TASK ITEM: Go through the entries below and say how many lines hold the word "Cristichi". Nothing else is needed.

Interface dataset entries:
——————

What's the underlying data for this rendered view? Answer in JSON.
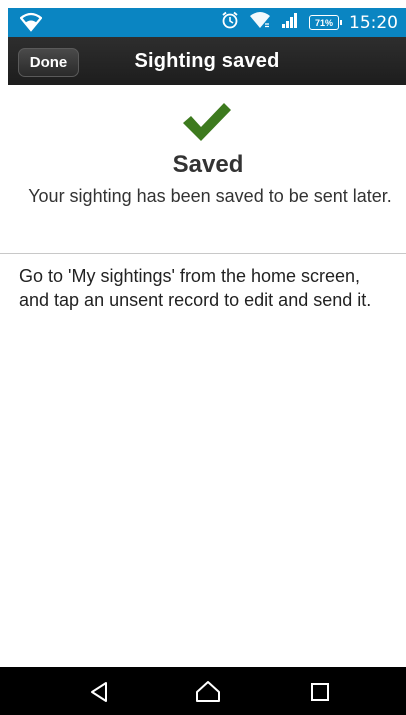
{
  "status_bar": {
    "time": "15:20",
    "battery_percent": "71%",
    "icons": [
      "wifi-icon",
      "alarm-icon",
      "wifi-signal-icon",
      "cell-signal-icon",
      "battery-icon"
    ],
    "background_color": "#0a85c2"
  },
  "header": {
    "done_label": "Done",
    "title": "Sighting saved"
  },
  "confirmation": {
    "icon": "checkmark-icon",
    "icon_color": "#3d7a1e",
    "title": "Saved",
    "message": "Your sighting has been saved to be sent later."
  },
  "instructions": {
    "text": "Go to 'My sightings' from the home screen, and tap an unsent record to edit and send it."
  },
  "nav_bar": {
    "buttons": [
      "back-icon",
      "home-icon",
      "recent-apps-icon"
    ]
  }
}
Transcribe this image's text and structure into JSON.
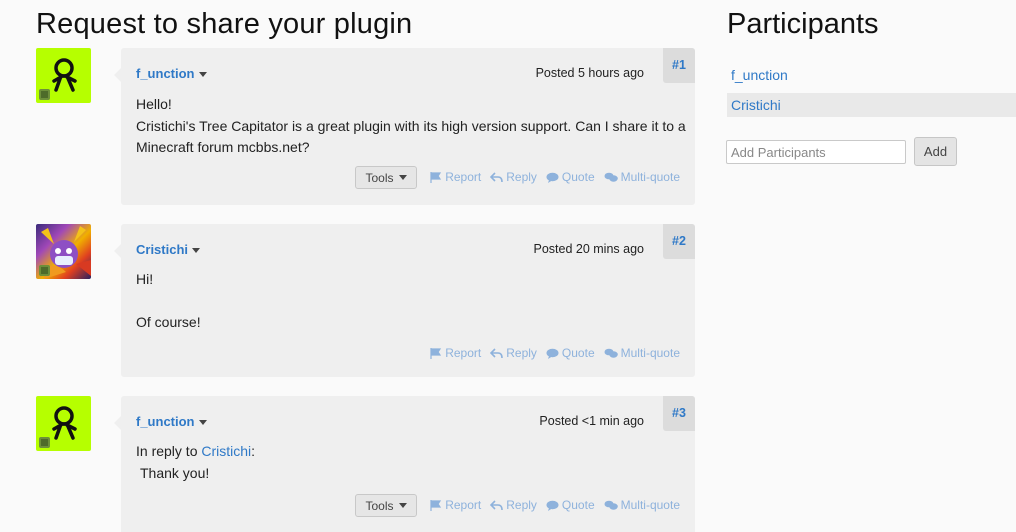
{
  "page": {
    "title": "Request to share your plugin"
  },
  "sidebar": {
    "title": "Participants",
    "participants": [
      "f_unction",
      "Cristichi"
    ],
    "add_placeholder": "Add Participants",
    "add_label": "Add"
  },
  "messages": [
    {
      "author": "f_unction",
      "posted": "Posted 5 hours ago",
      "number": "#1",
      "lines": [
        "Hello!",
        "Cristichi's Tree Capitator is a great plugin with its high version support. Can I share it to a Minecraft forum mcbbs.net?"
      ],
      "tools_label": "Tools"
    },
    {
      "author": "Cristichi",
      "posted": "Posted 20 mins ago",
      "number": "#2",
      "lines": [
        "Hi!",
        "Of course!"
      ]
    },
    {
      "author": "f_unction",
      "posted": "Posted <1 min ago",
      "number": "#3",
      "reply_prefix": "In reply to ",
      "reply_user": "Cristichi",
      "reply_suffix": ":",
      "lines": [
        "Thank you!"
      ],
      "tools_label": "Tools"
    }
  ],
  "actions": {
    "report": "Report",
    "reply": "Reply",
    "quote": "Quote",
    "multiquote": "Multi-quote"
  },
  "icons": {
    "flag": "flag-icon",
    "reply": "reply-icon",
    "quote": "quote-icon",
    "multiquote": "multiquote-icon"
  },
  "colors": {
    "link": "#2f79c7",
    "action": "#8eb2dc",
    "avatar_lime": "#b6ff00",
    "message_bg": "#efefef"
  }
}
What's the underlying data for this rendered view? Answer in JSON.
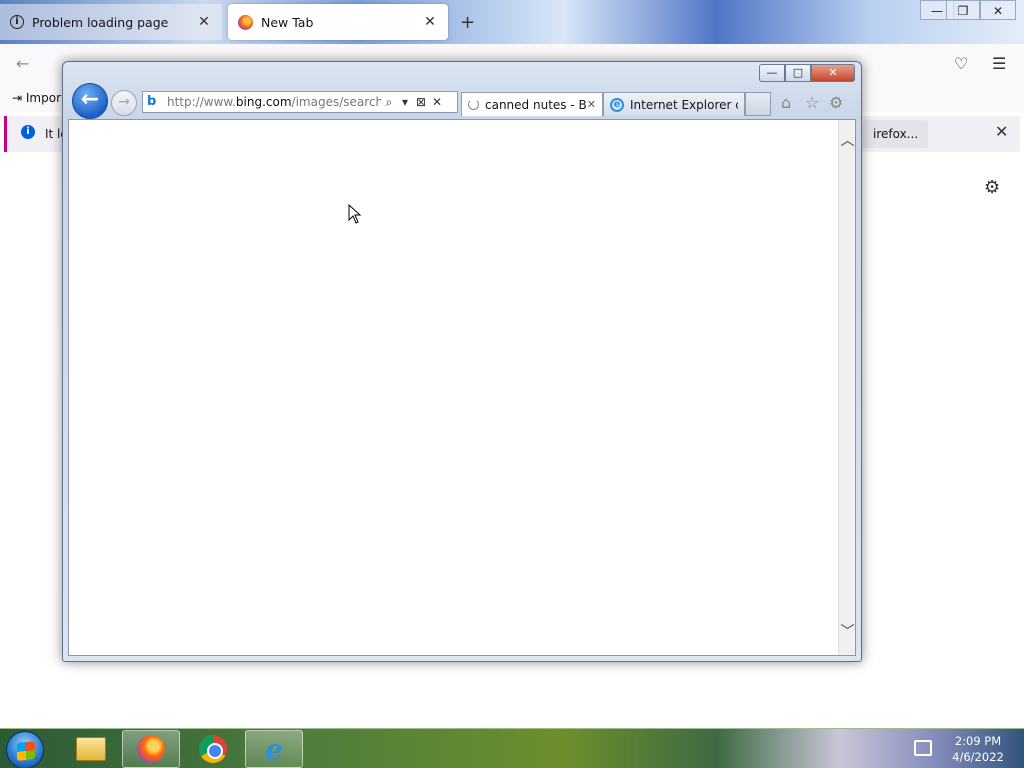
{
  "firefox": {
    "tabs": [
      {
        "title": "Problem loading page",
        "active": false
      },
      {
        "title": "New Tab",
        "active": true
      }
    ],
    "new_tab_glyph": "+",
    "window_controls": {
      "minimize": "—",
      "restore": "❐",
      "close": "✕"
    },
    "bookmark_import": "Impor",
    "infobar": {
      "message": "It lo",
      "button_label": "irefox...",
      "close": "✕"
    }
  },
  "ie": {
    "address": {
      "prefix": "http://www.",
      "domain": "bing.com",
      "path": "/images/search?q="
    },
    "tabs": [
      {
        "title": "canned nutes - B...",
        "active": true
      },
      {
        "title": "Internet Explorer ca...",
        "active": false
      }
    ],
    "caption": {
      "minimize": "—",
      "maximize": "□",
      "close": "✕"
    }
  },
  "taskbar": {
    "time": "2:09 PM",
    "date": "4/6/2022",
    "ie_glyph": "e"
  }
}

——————

RESULT FOR THIS EXERCISE: 4